A recent court decision has ruled that pension funds are no longer to be treated as preferential creditors in insolvency situations. In the past the Pensions Regulator used a mechanism known as the "Financial Support Direction" (FSD)The verdict was the result of a case brought by the administrators of the UK divisions of investment bank Lehman Brothers and Canadian telecoms group Nortel. This is a very important case as in many cases companies in insolvency have pension fund deficits. This does not mean that pension holders themselves are in a worse financial situation as the Pension Protection Fund (PPF) will still have to meet any shortfall. This will mean, of course, more pressure on the PPF.Nortel, the Canadian firm which collapsed in 2009, had a £2.1bn shortfall in its European scheme. The pension entitlements of more than 40,000 workers were implicated. The funding gap at the UK division of failed investment bank Lehman was far smaller at £148m.Giles Frampton of R3, the insolvency trade body, said: "The Nortel decision is to be welcomed in that it appears to restore a fair balance between the rights of pension funds and other creditors in administrations."To read more on pensions in insolvency read our pages.
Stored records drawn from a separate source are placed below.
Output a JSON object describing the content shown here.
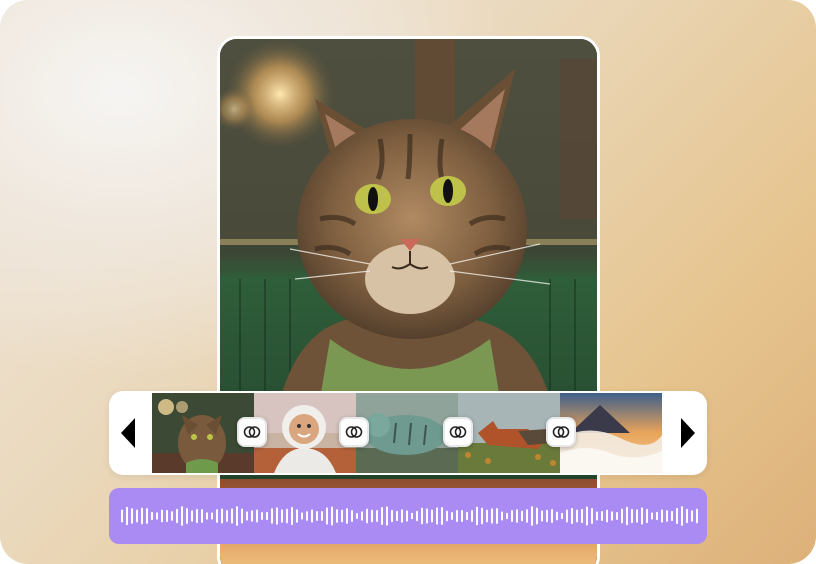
{
  "preview": {
    "subject": "cat",
    "icon": "cat-portrait-image"
  },
  "timeline": {
    "nav_left_icon": "triangle-left-icon",
    "nav_right_icon": "triangle-right-icon",
    "clips": [
      {
        "name": "clip-cat"
      },
      {
        "name": "clip-astronaut"
      },
      {
        "name": "clip-tiger"
      },
      {
        "name": "clip-wolf"
      },
      {
        "name": "clip-landscape"
      }
    ],
    "transition_icon": "transition-rings-icon"
  },
  "audio": {
    "icon": "waveform",
    "color": "#a98bf3"
  },
  "colors": {
    "accent": "#a98bf3",
    "panel": "#ffffff",
    "background": "#eadcc6"
  }
}
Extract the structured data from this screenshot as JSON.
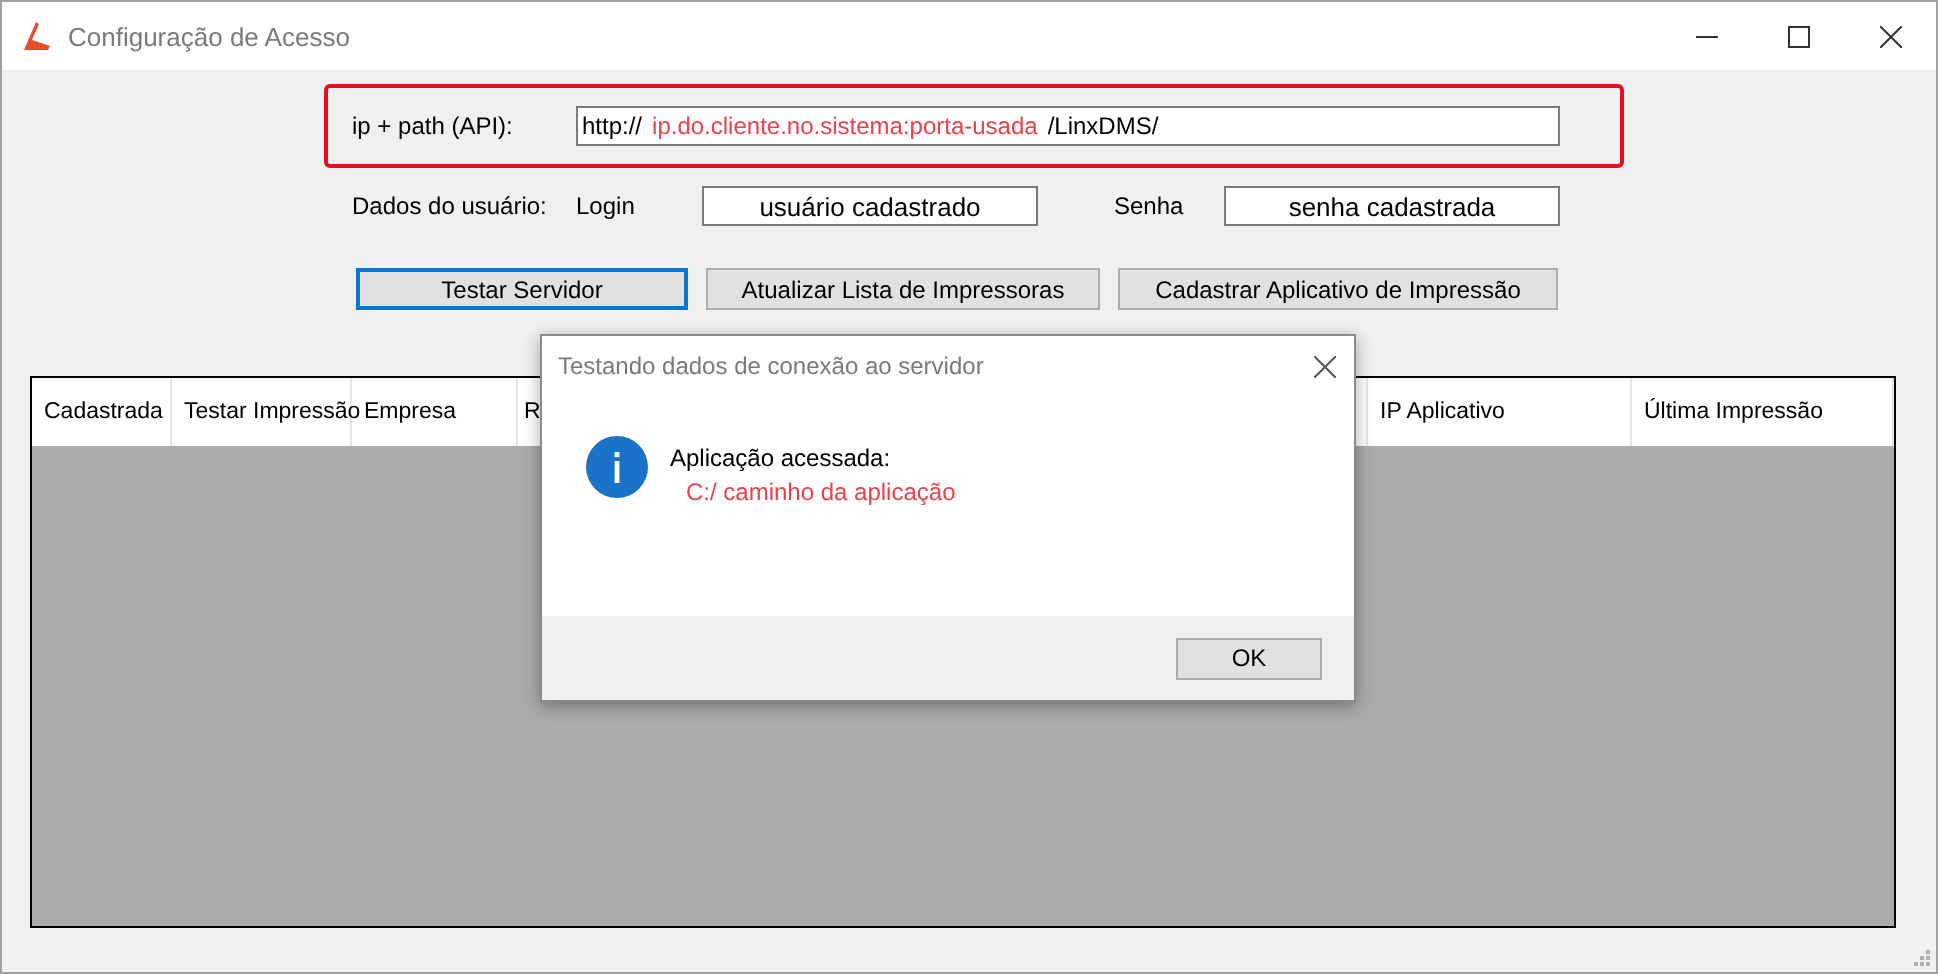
{
  "window": {
    "title": "Configuração de Acesso",
    "controls": [
      {
        "kind": "minimize"
      },
      {
        "kind": "maximize"
      },
      {
        "kind": "close"
      }
    ]
  },
  "api": {
    "label": "ip + path (API):",
    "value_parts": [
      {
        "text": "http://",
        "highlight": false
      },
      {
        "text": "ip.do.cliente.no.sistema:porta-usada",
        "highlight": true
      },
      {
        "text": "/LinxDMS/",
        "highlight": false
      }
    ],
    "outlined": true
  },
  "user": {
    "label": "Dados do usuário:",
    "login_label": "Login",
    "login_value": "usuário cadastrado",
    "password_label": "Senha",
    "password_value": "senha cadastrada"
  },
  "buttons": [
    {
      "label": "Testar Servidor",
      "focused": true
    },
    {
      "label": "Atualizar Lista de Impressoras",
      "focused": false
    },
    {
      "label": "Cadastrar Aplicativo de Impressão",
      "focused": false
    }
  ],
  "table": {
    "columns": [
      "Cadastrada",
      "Testar Impressão",
      "Empresa",
      "R",
      "IP Aplicativo",
      "Última Impressão"
    ]
  },
  "dialog": {
    "title": "Testando dados de conexão ao servidor",
    "lines": [
      {
        "text": "Aplicação acessada:",
        "highlight": false
      },
      {
        "text": "C:/ caminho da aplicação",
        "highlight": true
      }
    ],
    "button": "OK"
  }
}
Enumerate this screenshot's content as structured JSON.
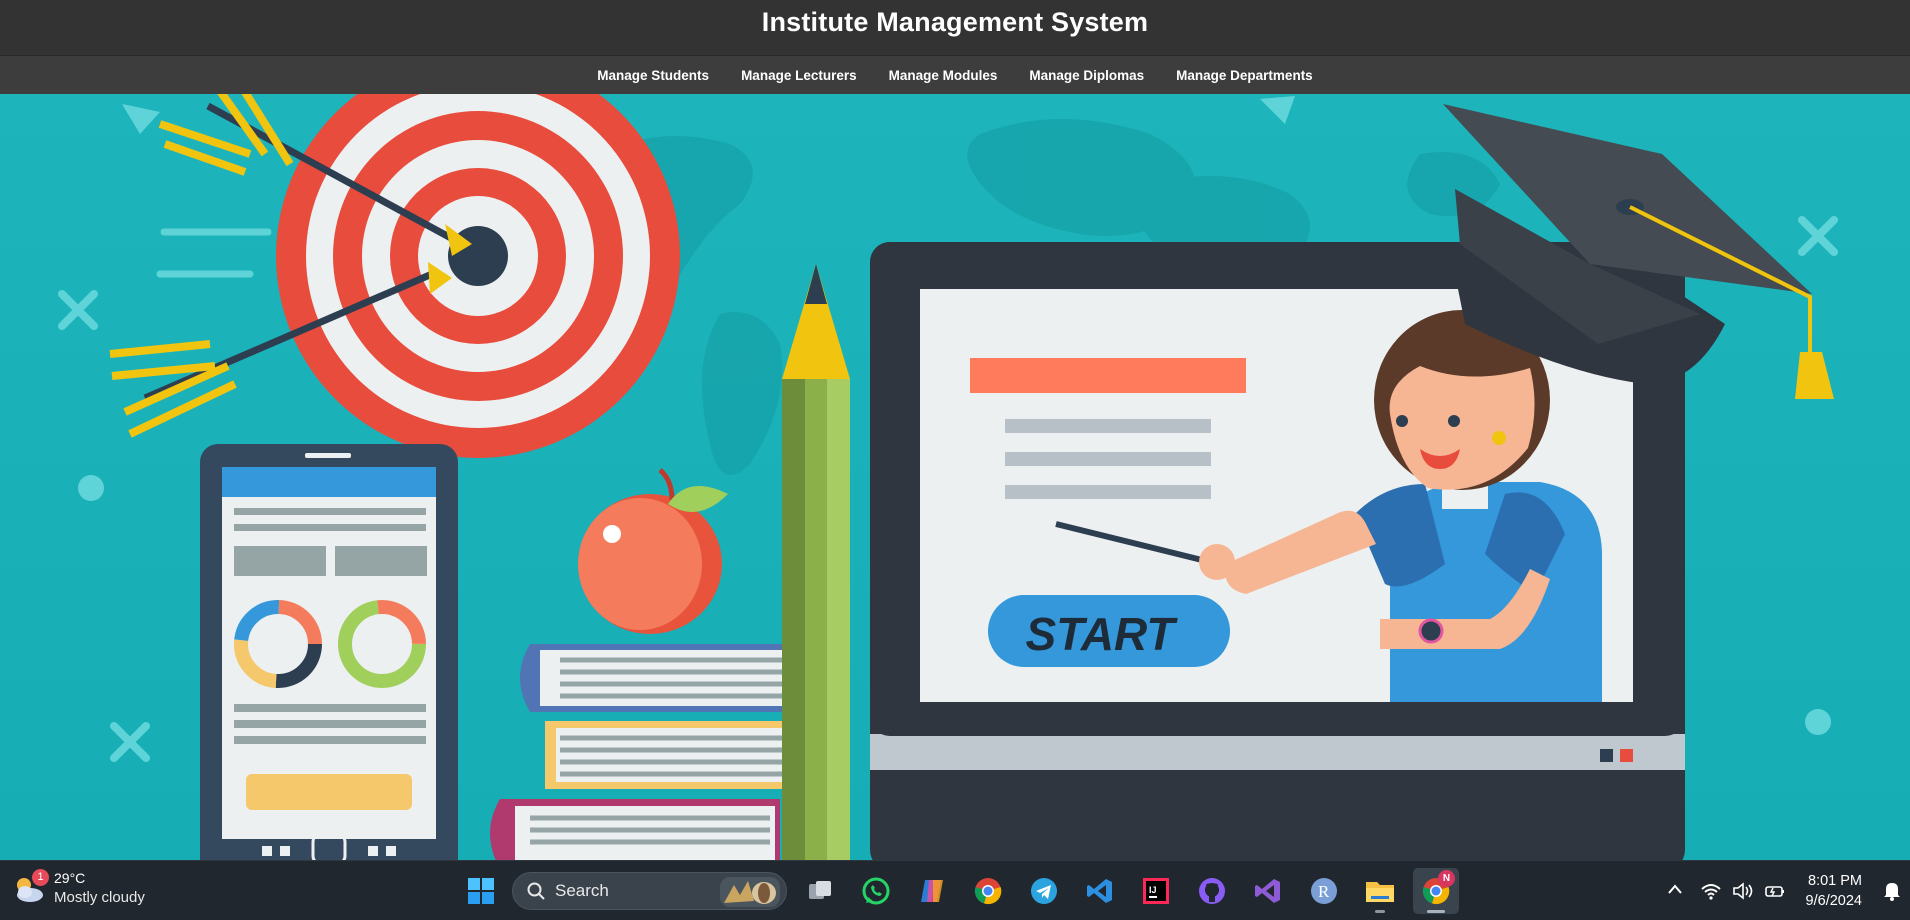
{
  "header": {
    "title": "Institute Management System"
  },
  "nav": {
    "items": [
      {
        "label": "Manage Students"
      },
      {
        "label": "Manage Lecturers"
      },
      {
        "label": "Manage Modules"
      },
      {
        "label": "Manage Diplomas"
      },
      {
        "label": "Manage Departments"
      }
    ]
  },
  "hero": {
    "start_label": "START",
    "colors": {
      "background": "#1db4bb",
      "target_red": "#e84c3d",
      "screen": "#ecf0f1",
      "start_button": "#3498db"
    }
  },
  "taskbar": {
    "weather": {
      "badge": "1",
      "temp": "29°C",
      "condition": "Mostly cloudy"
    },
    "search": {
      "label": "Search"
    },
    "apps": [
      {
        "name": "task-view-icon"
      },
      {
        "name": "whatsapp-icon"
      },
      {
        "name": "copilot-icon"
      },
      {
        "name": "chrome-icon"
      },
      {
        "name": "telegram-icon"
      },
      {
        "name": "vscode-icon"
      },
      {
        "name": "intellij-icon"
      },
      {
        "name": "github-icon"
      },
      {
        "name": "visual-studio-icon"
      },
      {
        "name": "r-icon"
      },
      {
        "name": "file-explorer-icon"
      },
      {
        "name": "chrome-profile-icon",
        "badge": "N"
      }
    ],
    "clock": {
      "time": "8:01 PM",
      "date": "9/6/2024"
    }
  }
}
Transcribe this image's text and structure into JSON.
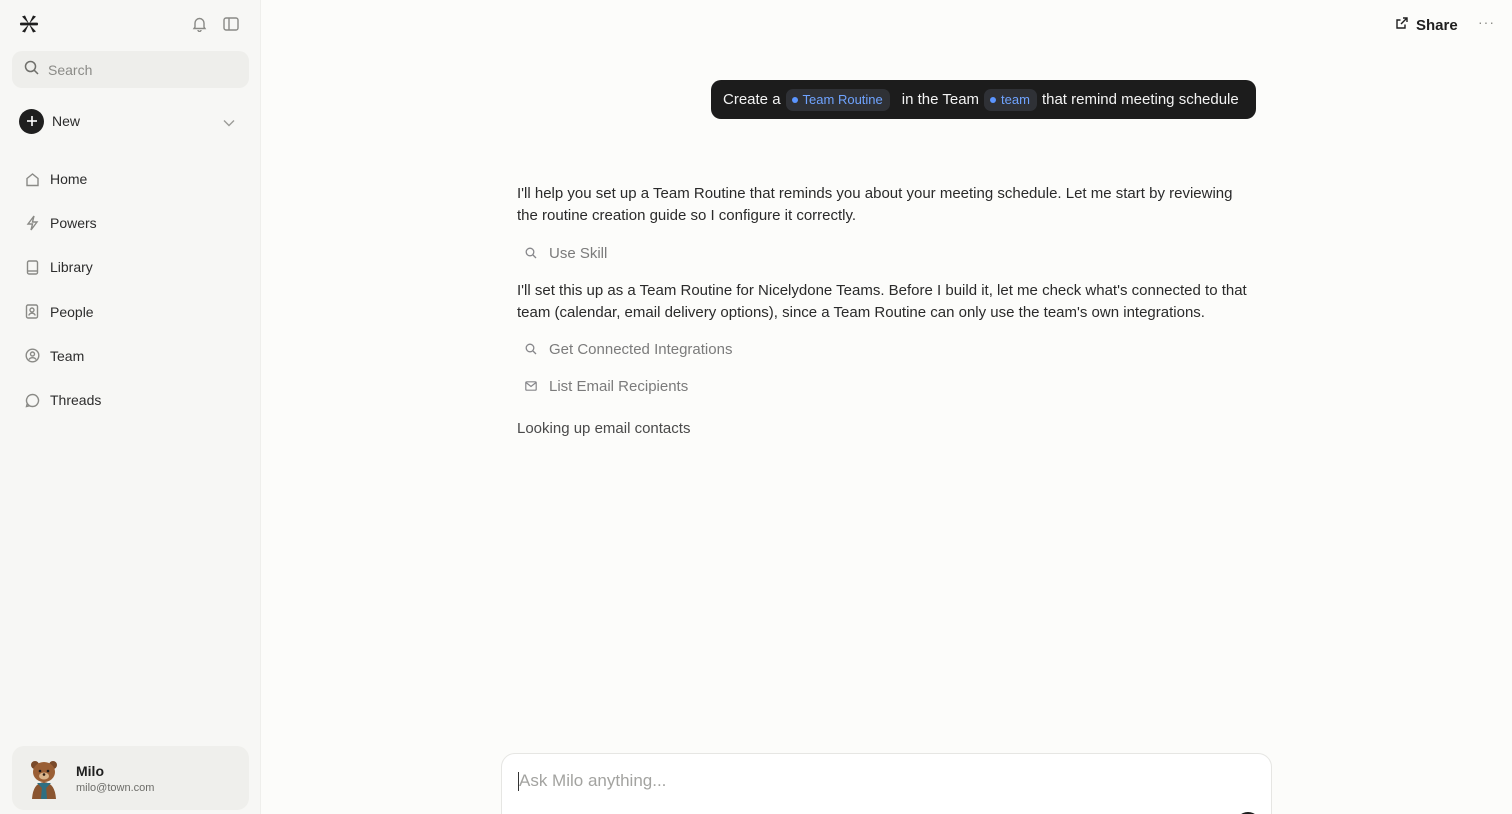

Pension funds no longer treated as preferential creditors in insolvency
25 July 2013